TASK REQUIREMENTS
Write out every line below that includes the word "Windows".

╭─ DATA FOR REVIEW

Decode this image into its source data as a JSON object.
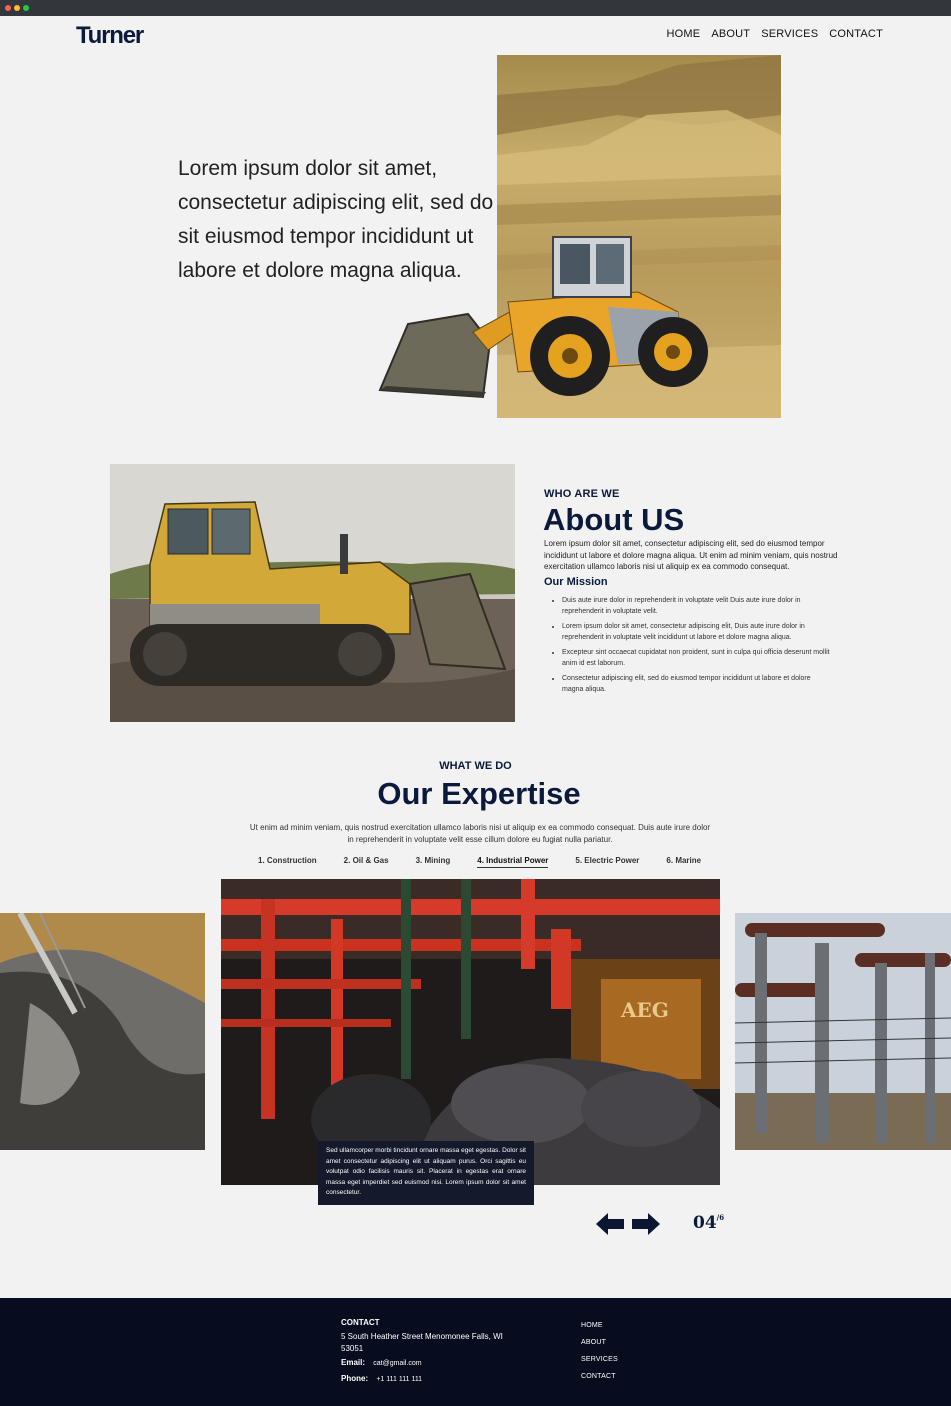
{
  "brand": {
    "logo": "Turner"
  },
  "nav": {
    "items": [
      "HOME",
      "ABOUT",
      "SERVICES",
      "CONTACT"
    ]
  },
  "hero": {
    "text": "Lorem ipsum dolor sit amet, consectetur adipiscing elit, sed do sit eiusmod tempor incididunt ut labore et dolore magna aliqua."
  },
  "about": {
    "eyebrow": "WHO ARE WE",
    "title": "About US",
    "body": "Lorem ipsum dolor sit amet, consectetur adipiscing elit, sed do eiusmod tempor incididunt ut labore et dolore magna aliqua. Ut enim ad minim veniam, quis nostrud exercitation ullamco laboris nisi ut aliquip ex ea commodo consequat.",
    "mission_title": "Our Mission",
    "mission": [
      "Duis aute irure dolor in reprehenderit in voluptate velit Duis aute irure dolor in reprehenderit in voluptate velit.",
      "Lorem ipsum dolor sit amet, consectetur adipiscing elit, Duis aute irure dolor in reprehenderit in voluptate velit incididunt ut labore et dolore magna aliqua.",
      "Excepteur sint occaecat cupidatat non proident, sunt in culpa qui officia deserunt mollit anim id est laborum.",
      "Consectetur adipiscing elit, sed do eiusmod tempor incididunt ut labore et dolore magna aliqua."
    ]
  },
  "expertise": {
    "eyebrow": "WHAT WE DO",
    "title": "Our Expertise",
    "body": "Ut enim ad minim veniam, quis nostrud exercitation ullamco laboris nisi ut aliquip ex ea commodo consequat. Duis aute irure dolor in reprehenderit in voluptate velit esse cillum dolore eu fugiat nulla pariatur.",
    "tabs": [
      "1. Construction",
      "2. Oil & Gas",
      "3. Mining",
      "4. Industrial Power",
      "5. Electric Power",
      "6. Marine"
    ],
    "active_tab": 3,
    "caption": "Sed ullamcorper morbi tincidunt ornare massa eget egestas. Dolor sit amet consectetur adipiscing elit ut aliquam purus. Orci sagittis eu volutpat odio facilisis mauris sit. Placerat in egestas erat ornare massa eget imperdiet sed euismod nisi. Lorem ipsum dolor sit amet consectetur.",
    "slide_current": "04",
    "slide_total": "6",
    "machine_text": "AEG"
  },
  "footer": {
    "contact_heading": "CONTACT",
    "address": "5 South Heather Street Menomonee Falls, WI 53051",
    "email_label": "Email:",
    "email": "cat@gmail.com",
    "phone_label": "Phone:",
    "phone": "+1 111 111 111",
    "nav": [
      "HOME",
      "ABOUT",
      "SERVICES",
      "CONTACT"
    ]
  },
  "colors": {
    "navy": "#0b1a3c",
    "footer_bg": "#070c1e",
    "background": "#f2f2f2"
  }
}
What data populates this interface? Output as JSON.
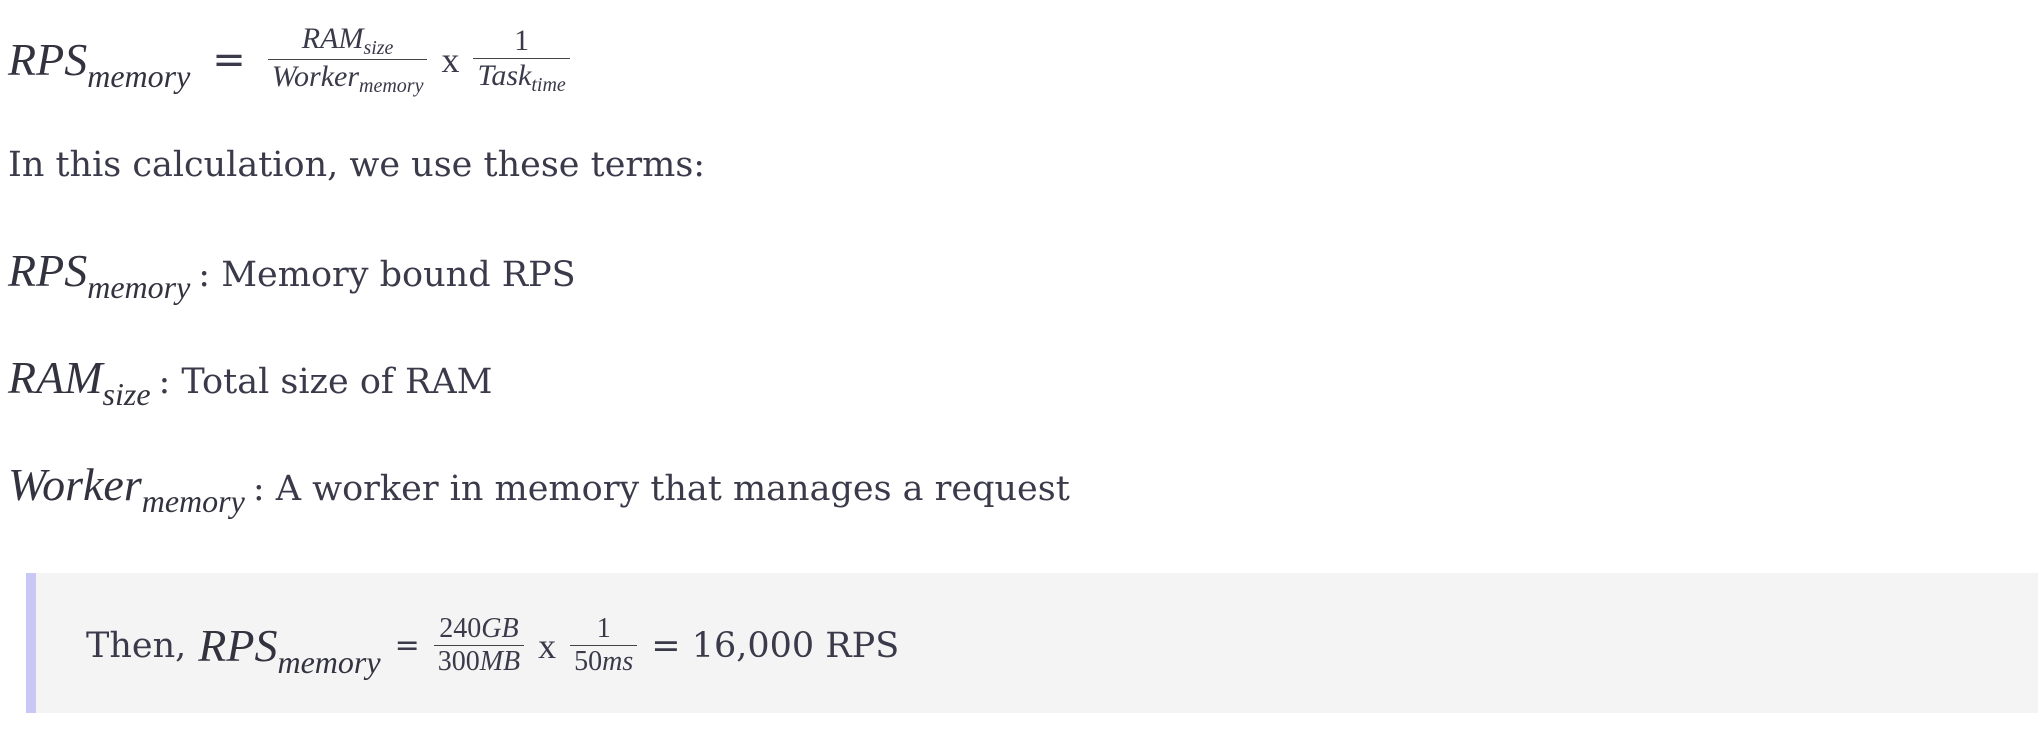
{
  "formula": {
    "lhs_main": "RPS",
    "lhs_sub": "memory",
    "equals": "=",
    "frac1_num_main": "RAM",
    "frac1_num_sub": "size",
    "frac1_den_main": "Worker",
    "frac1_den_sub": "memory",
    "times": "x",
    "frac2_num": "1",
    "frac2_den_main": "Task",
    "frac2_den_sub": "time"
  },
  "intro": "In this calculation, we use these terms:",
  "terms": [
    {
      "main": "RPS",
      "sub": "memory",
      "desc": ": Memory bound RPS"
    },
    {
      "main": "RAM",
      "sub": "size",
      "desc": ": Total size of RAM"
    },
    {
      "main": "Worker",
      "sub": "memory",
      "desc": ": A worker in memory that manages a request"
    }
  ],
  "callout": {
    "prefix": "Then,",
    "lhs_main": "RPS",
    "lhs_sub": "memory",
    "equals": "=",
    "frac1_num_value": "240",
    "frac1_num_unit": "GB",
    "frac1_den_value": "300",
    "frac1_den_unit": "MB",
    "times": "x",
    "frac2_num": "1",
    "frac2_den_value": "50",
    "frac2_den_unit": "ms",
    "result": "= 16,000 RPS"
  }
}
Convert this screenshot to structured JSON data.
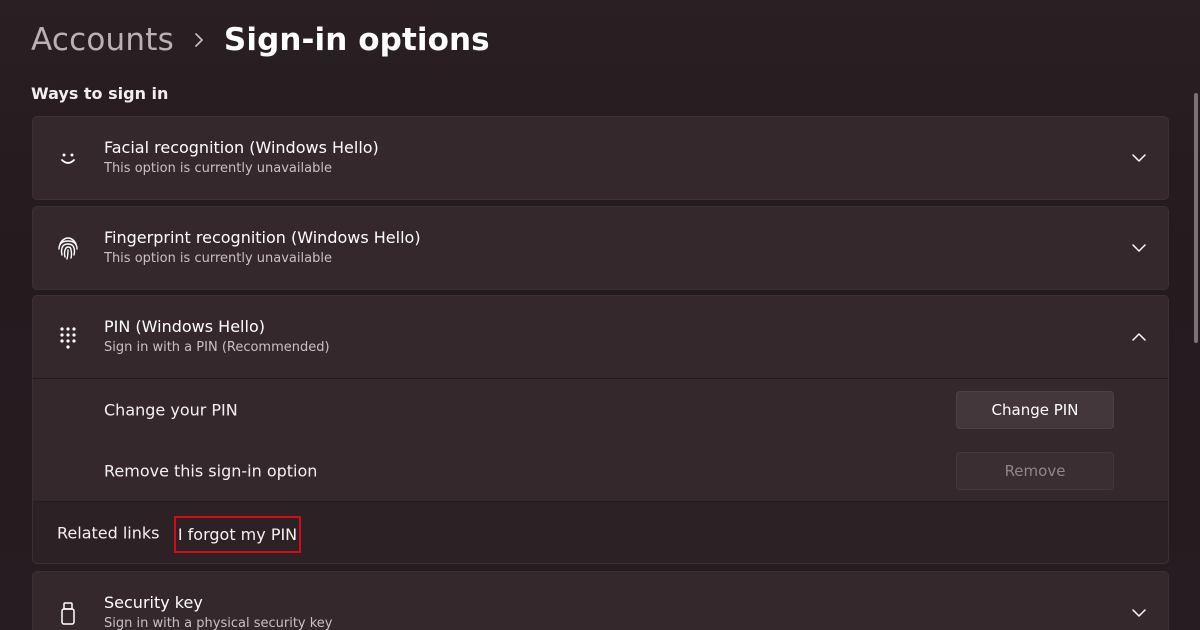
{
  "breadcrumb": {
    "parent": "Accounts",
    "current": "Sign-in options"
  },
  "section_title": "Ways to sign in",
  "options": {
    "facial": {
      "title": "Facial recognition (Windows Hello)",
      "subtitle": "This option is currently unavailable",
      "icon": "smile-icon",
      "expanded": false
    },
    "fingerprint": {
      "title": "Fingerprint recognition (Windows Hello)",
      "subtitle": "This option is currently unavailable",
      "icon": "fingerprint-icon",
      "expanded": false
    },
    "pin": {
      "title": "PIN (Windows Hello)",
      "subtitle": "Sign in with a PIN (Recommended)",
      "icon": "keypad-icon",
      "expanded": true,
      "change_label": "Change your PIN",
      "change_button": "Change PIN",
      "remove_label": "Remove this sign-in option",
      "remove_button": "Remove",
      "related_label": "Related links",
      "forgot_link": "I forgot my PIN"
    },
    "security_key": {
      "title": "Security key",
      "subtitle": "Sign in with a physical security key",
      "icon": "usb-key-icon",
      "expanded": false
    }
  },
  "colors": {
    "highlight_border": "#d40b16",
    "card_background": "#34282c",
    "page_background": "#271c21"
  }
}
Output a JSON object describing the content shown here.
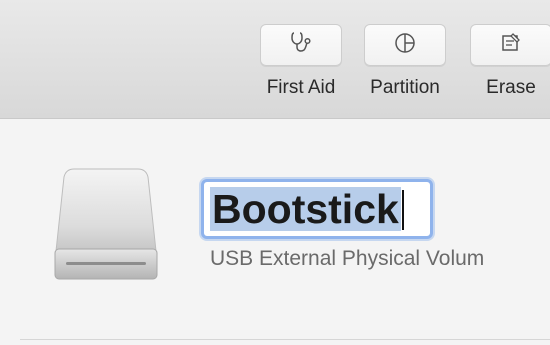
{
  "toolbar": {
    "buttons": [
      {
        "label": "First Aid",
        "icon": "stethoscope-icon"
      },
      {
        "label": "Partition",
        "icon": "pie-chart-icon"
      },
      {
        "label": "Erase",
        "icon": "eraser-icon"
      }
    ]
  },
  "volume": {
    "name": "Bootstick",
    "subtitle": "USB External Physical Volum"
  },
  "colors": {
    "toolbar_bg": "#e0e0e0",
    "content_bg": "#f4f4f4",
    "selection": "#b7cdea",
    "focus_ring": "#8fb3ec"
  }
}
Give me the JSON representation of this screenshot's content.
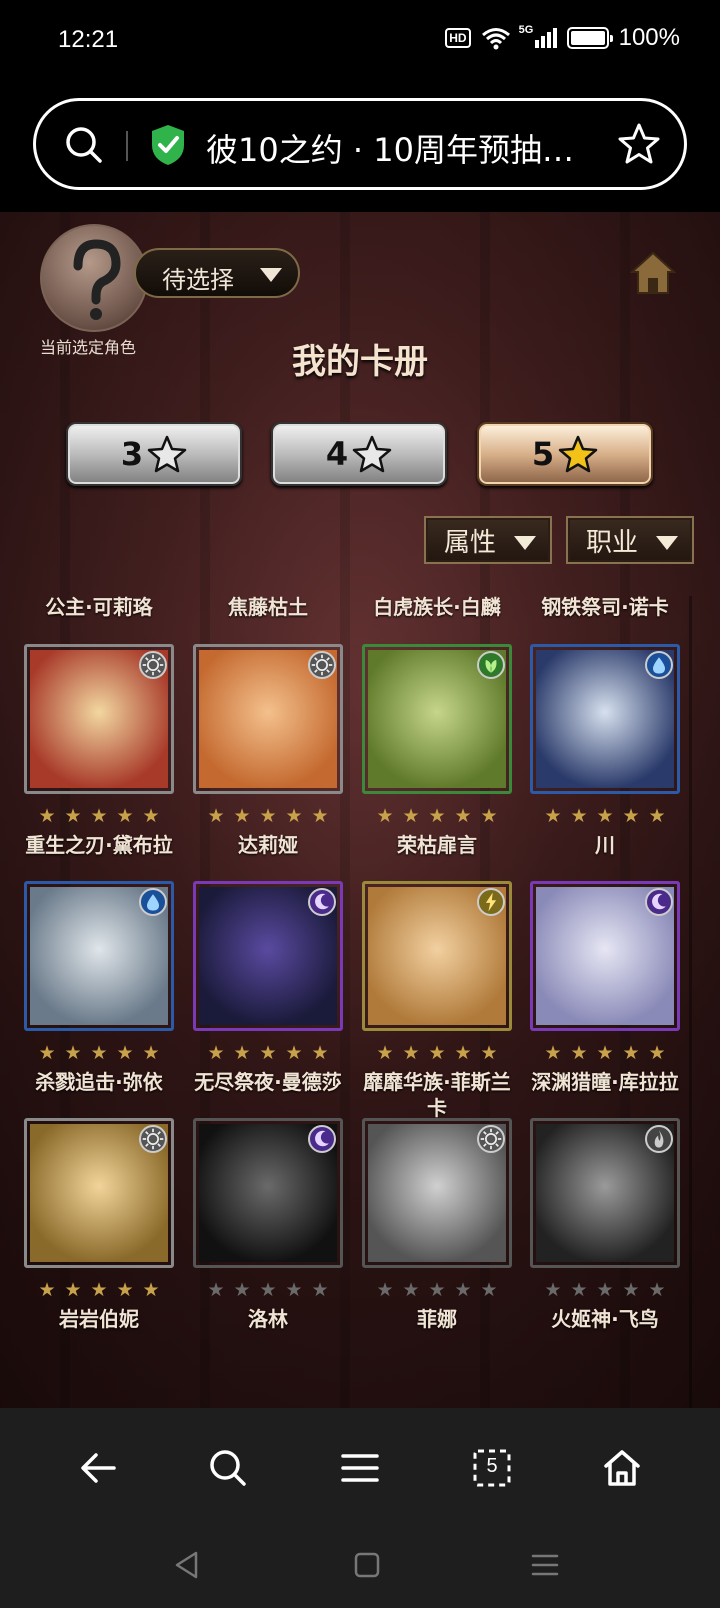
{
  "status_bar": {
    "time": "12:21",
    "hd": "HD",
    "network": "5G",
    "battery": "100%"
  },
  "browser": {
    "url_title": "彼10之约 · 10周年预抽卡..."
  },
  "game": {
    "select_label": "待选择",
    "current_role_label": "当前选定角色",
    "title": "我的卡册",
    "star_tabs": [
      {
        "label": "3",
        "active": false
      },
      {
        "label": "4",
        "active": false
      },
      {
        "label": "5",
        "active": true
      }
    ],
    "filters": {
      "attribute": "属性",
      "job": "职业"
    },
    "cards": [
      {
        "name": "公主·可莉珞",
        "stars": "★★★★★",
        "frame": "#3a5aa8",
        "element": "",
        "art": [
          "#5a4a3a",
          "#c9a679"
        ]
      },
      {
        "name": "焦藤枯土",
        "stars": "★★★★★",
        "frame": "#3a7a3a",
        "element": "",
        "art": [
          "#4a3a2a",
          "#b78d5f"
        ]
      },
      {
        "name": "白虎族长·白麟",
        "stars": "★★★★★",
        "frame": "#8a7a2a",
        "element": "",
        "art": [
          "#4a4a4a",
          "#a8a8a8"
        ]
      },
      {
        "name": "钢铁祭司·诺卡",
        "stars": "★★★★★",
        "frame": "#3a7a3a",
        "element": "",
        "art": [
          "#4a4a3a",
          "#a89a7a"
        ]
      },
      {
        "name": "重生之刃·黛布拉",
        "stars": "★★★★★",
        "frame": "#8a8a8a",
        "element": "light",
        "art": [
          "#a83a2a",
          "#f2d7a0"
        ]
      },
      {
        "name": "达莉娅",
        "stars": "★★★★★",
        "frame": "#8a8a8a",
        "element": "light",
        "art": [
          "#c46a30",
          "#f4c08c"
        ]
      },
      {
        "name": "荣枯扉言",
        "stars": "★★★★★",
        "frame": "#3a8a3a",
        "element": "wood",
        "art": [
          "#5f7a2a",
          "#c6d68a"
        ]
      },
      {
        "name": "川",
        "stars": "★★★★★",
        "frame": "#2a5aa8",
        "element": "water",
        "art": [
          "#2a3a6a",
          "#d6e0ee"
        ]
      },
      {
        "name": "杀戮追击·弥依",
        "stars": "★★★★★",
        "frame": "#2a5aa8",
        "element": "water",
        "art": [
          "#6a7a8a",
          "#e0e6ea"
        ]
      },
      {
        "name": "无尽祭夜·曼德莎",
        "stars": "★★★★★",
        "frame": "#7a3ab8",
        "element": "dark",
        "art": [
          "#1a1a3a",
          "#5a4aa0"
        ]
      },
      {
        "name": "靡靡华族·菲斯兰卡",
        "stars": "★★★★★",
        "frame": "#9a8a3a",
        "element": "thunder",
        "art": [
          "#b07a3a",
          "#f2d0a0"
        ]
      },
      {
        "name": "深渊猎瞳·库拉拉",
        "stars": "★★★★★",
        "frame": "#7a3ab8",
        "element": "dark",
        "art": [
          "#8a8ab8",
          "#e6e6f4"
        ]
      },
      {
        "name": "岩岩伯妮",
        "stars": "★★★★★",
        "frame": "#8a8a8a",
        "element": "light",
        "art": [
          "#8a6a2a",
          "#f2d49a"
        ]
      },
      {
        "name": "洛林",
        "stars": "★★★★★",
        "frame": "#555555",
        "element": "dark",
        "art": [
          "#111111",
          "#6a6a6a"
        ],
        "locked": true
      },
      {
        "name": "菲娜",
        "stars": "★★★★★",
        "frame": "#555555",
        "element": "light",
        "art": [
          "#555555",
          "#d0d0d0"
        ],
        "locked": true
      },
      {
        "name": "火姬神·飞鸟",
        "stars": "★★★★★",
        "frame": "#555555",
        "element": "fire",
        "art": [
          "#222222",
          "#9a9a9a"
        ],
        "locked": true
      }
    ]
  },
  "bottom_bar": {
    "tab_count": "5"
  },
  "colors": {
    "star_gold": "#c8a24a",
    "star_dim": "#6a6a6a",
    "title": "#f3e3cf",
    "star_fill": "#f2c218"
  }
}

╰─

YOUR SOLUTION
      "title": "Facial recognition (Windows Hello)",
      "title": "Fingerprint recognition (Windows Hello)",
      "title": "PIN (Windows Hello)",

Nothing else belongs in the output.